[EXERCISE PROMPT] The answer must consist of every record, printed exactly as it stands.

[DATA FOR THE TASK]
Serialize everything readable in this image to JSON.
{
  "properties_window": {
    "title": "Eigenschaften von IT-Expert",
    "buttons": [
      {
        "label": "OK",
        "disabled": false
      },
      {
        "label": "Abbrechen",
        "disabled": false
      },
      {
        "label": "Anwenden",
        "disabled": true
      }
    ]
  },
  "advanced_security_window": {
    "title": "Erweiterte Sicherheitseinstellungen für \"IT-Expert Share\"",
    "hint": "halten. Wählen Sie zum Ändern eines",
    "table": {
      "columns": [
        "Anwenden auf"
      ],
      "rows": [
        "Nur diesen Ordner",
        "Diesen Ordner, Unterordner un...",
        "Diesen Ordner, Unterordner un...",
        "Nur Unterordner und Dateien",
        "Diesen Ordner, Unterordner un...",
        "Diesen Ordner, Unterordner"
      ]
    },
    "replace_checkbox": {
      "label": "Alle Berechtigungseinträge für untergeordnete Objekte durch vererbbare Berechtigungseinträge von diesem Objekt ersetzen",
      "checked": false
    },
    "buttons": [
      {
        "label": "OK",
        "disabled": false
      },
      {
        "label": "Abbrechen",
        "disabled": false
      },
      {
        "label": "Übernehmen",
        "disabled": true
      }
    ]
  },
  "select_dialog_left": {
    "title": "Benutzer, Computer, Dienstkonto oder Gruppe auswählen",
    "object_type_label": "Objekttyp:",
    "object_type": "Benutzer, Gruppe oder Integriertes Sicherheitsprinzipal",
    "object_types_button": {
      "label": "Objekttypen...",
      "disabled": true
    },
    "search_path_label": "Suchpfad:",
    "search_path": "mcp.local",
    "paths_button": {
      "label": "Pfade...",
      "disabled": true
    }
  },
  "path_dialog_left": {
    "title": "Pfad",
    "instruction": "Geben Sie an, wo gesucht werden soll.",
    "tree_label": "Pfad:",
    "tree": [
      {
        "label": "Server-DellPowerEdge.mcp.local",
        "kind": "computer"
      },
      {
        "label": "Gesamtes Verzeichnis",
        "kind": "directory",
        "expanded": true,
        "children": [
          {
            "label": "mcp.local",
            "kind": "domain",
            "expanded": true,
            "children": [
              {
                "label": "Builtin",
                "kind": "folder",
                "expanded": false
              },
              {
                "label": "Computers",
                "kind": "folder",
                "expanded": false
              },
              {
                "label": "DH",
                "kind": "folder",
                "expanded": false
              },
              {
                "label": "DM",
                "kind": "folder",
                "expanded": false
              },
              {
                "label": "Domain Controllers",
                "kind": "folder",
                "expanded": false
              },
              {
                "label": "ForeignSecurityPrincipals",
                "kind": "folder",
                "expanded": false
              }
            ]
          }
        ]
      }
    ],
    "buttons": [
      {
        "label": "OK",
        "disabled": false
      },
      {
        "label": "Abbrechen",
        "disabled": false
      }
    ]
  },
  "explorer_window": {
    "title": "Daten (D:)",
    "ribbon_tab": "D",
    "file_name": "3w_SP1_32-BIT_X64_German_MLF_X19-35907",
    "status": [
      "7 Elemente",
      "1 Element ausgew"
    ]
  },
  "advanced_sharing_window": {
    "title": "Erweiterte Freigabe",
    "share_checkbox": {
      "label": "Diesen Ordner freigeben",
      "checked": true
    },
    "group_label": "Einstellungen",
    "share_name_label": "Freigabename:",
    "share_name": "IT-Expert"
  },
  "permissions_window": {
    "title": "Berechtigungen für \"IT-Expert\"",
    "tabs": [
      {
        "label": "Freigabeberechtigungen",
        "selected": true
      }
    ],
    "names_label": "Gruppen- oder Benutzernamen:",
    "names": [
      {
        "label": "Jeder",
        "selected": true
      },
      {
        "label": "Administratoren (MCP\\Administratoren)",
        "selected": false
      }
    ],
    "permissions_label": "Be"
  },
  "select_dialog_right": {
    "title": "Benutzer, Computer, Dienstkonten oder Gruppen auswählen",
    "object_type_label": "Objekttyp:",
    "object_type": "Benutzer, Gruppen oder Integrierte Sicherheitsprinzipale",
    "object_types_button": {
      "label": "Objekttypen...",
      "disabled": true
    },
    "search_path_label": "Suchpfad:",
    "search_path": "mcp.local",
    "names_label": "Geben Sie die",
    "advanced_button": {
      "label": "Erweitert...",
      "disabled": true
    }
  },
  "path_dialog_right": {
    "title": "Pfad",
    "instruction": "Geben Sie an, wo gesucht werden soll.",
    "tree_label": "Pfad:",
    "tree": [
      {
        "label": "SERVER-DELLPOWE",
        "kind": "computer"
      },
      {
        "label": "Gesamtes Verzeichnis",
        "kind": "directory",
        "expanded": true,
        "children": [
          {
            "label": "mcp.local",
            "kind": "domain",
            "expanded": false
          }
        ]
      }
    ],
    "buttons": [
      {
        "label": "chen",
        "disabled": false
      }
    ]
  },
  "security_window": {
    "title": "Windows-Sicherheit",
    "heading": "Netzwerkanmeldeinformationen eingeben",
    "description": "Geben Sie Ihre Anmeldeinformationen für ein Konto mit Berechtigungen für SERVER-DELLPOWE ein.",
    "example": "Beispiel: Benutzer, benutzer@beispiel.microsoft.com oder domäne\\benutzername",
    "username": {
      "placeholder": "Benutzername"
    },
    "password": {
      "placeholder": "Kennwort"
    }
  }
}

[COMPLETED TASK]
Serialize everything readable in this image to JSON.
{
  "properties_window": {
    "title": "Eigenschaften von IT-Expert",
    "buttons": [
      {
        "label": "OK",
        "disabled": false
      },
      {
        "label": "Abbrechen",
        "disabled": false
      },
      {
        "label": "Anwenden",
        "disabled": true
      }
    ]
  },
  "advanced_security_window": {
    "title": "Erweiterte Sicherheitseinstellungen für \"IT-Expert Share\"",
    "hint": "halten. Wählen Sie zum Ändern eines",
    "table": {
      "columns": [
        "Anwenden auf"
      ],
      "rows": [
        "Nur diesen Ordner",
        "Diesen Ordner, Unterordner un...",
        "Diesen Ordner, Unterordner un...",
        "Nur Unterordner und Dateien",
        "Diesen Ordner, Unterordner un...",
        "Diesen Ordner, Unterordner"
      ]
    },
    "replace_checkbox": {
      "label": "Alle Berechtigungseinträge für untergeordnete Objekte durch vererbbare Berechtigungseinträge von diesem Objekt ersetzen",
      "checked": false
    },
    "buttons": [
      {
        "label": "OK",
        "disabled": false
      },
      {
        "label": "Abbrechen",
        "disabled": false
      },
      {
        "label": "Übernehmen",
        "disabled": true
      }
    ]
  },
  "select_dialog_left": {
    "title": "Benutzer, Computer, Dienstkonto oder Gruppe auswählen",
    "object_type_label": "Objekttyp:",
    "object_type": "Benutzer, Gruppe oder Integriertes Sicherheitsprinzipal",
    "object_types_button": {
      "label": "Objekttypen...",
      "disabled": true
    },
    "search_path_label": "Suchpfad:",
    "search_path": "mcp.local",
    "paths_button": {
      "label": "Pfade...",
      "disabled": true
    }
  },
  "path_dialog_left": {
    "title": "Pfad",
    "instruction": "Geben Sie an, wo gesucht werden soll.",
    "tree_label": "Pfad:",
    "tree": [
      {
        "label": "Server-DellPowerEdge.mcp.local",
        "kind": "computer"
      },
      {
        "label": "Gesamtes Verzeichnis",
        "kind": "directory",
        "expanded": true,
        "children": [
          {
            "label": "mcp.local",
            "kind": "domain",
            "expanded": true,
            "children": [
              {
                "label": "Builtin",
                "kind": "folder",
                "expanded": false
              },
              {
                "label": "Computers",
                "kind": "folder",
                "expanded": false
              },
              {
                "label": "DH",
                "kind": "folder",
                "expanded": false
              },
              {
                "label": "DM",
                "kind": "folder",
                "expanded": false
              },
              {
                "label": "Domain Controllers",
                "kind": "folder",
                "expanded": false
              },
              {
                "label": "ForeignSecurityPrincipals",
                "kind": "folder",
                "expanded": false
              }
            ]
          }
        ]
      }
    ],
    "buttons": [
      {
        "label": "OK",
        "disabled": false
      },
      {
        "label": "Abbrechen",
        "disabled": false
      }
    ]
  },
  "explorer_window": {
    "title": "Daten (D:)",
    "ribbon_tab": "D",
    "file_name": "3w_SP1_32-BIT_X64_German_MLF_X19-35907",
    "status": [
      "7 Elemente",
      "1 Element ausgew"
    ]
  },
  "advanced_sharing_window": {
    "title": "Erweiterte Freigabe",
    "share_checkbox": {
      "label": "Diesen Ordner freigeben",
      "checked": true
    },
    "group_label": "Einstellungen",
    "share_name_label": "Freigabename:",
    "share_name": "IT-Expert"
  },
  "permissions_window": {
    "title": "Berechtigungen für \"IT-Expert\"",
    "tabs": [
      {
        "label": "Freigabeberechtigungen",
        "selected": true
      }
    ],
    "names_label": "Gruppen- oder Benutzernamen:",
    "names": [
      {
        "label": "Jeder",
        "selected": true
      },
      {
        "label": "Administratoren (MCP\\Administratoren)",
        "selected": false
      }
    ],
    "permissions_label": "Be"
  },
  "select_dialog_right": {
    "title": "Benutzer, Computer, Dienstkonten oder Gruppen auswählen",
    "object_type_label": "Objekttyp:",
    "object_type": "Benutzer, Gruppen oder Integrierte Sicherheitsprinzipale",
    "object_types_button": {
      "label": "Objekttypen...",
      "disabled": true
    },
    "search_path_label": "Suchpfad:",
    "search_path": "mcp.local",
    "names_label": "Geben Sie die",
    "advanced_button": {
      "label": "Erweitert...",
      "disabled": true
    }
  },
  "path_dialog_right": {
    "title": "Pfad",
    "instruction": "Geben Sie an, wo gesucht werden soll.",
    "tree_label": "Pfad:",
    "tree": [
      {
        "label": "SERVER-DELLPOWE",
        "kind": "computer"
      },
      {
        "label": "Gesamtes Verzeichnis",
        "kind": "directory",
        "expanded": true,
        "children": [
          {
            "label": "mcp.local",
            "kind": "domain",
            "expanded": false
          }
        ]
      }
    ],
    "buttons": [
      {
        "label": "chen",
        "disabled": false
      }
    ]
  },
  "security_window": {
    "title": "Windows-Sicherheit",
    "heading": "Netzwerkanmeldeinformationen eingeben",
    "description": "Geben Sie Ihre Anmeldeinformationen für ein Konto mit Berechtigungen für SERVER-DELLPOWE ein.",
    "example": "Beispiel: Benutzer, benutzer@beispiel.microsoft.com oder domäne\\benutzername",
    "username": {
      "placeholder": "Benutzername"
    },
    "password": {
      "placeholder": "Kennwort"
    }
  }
}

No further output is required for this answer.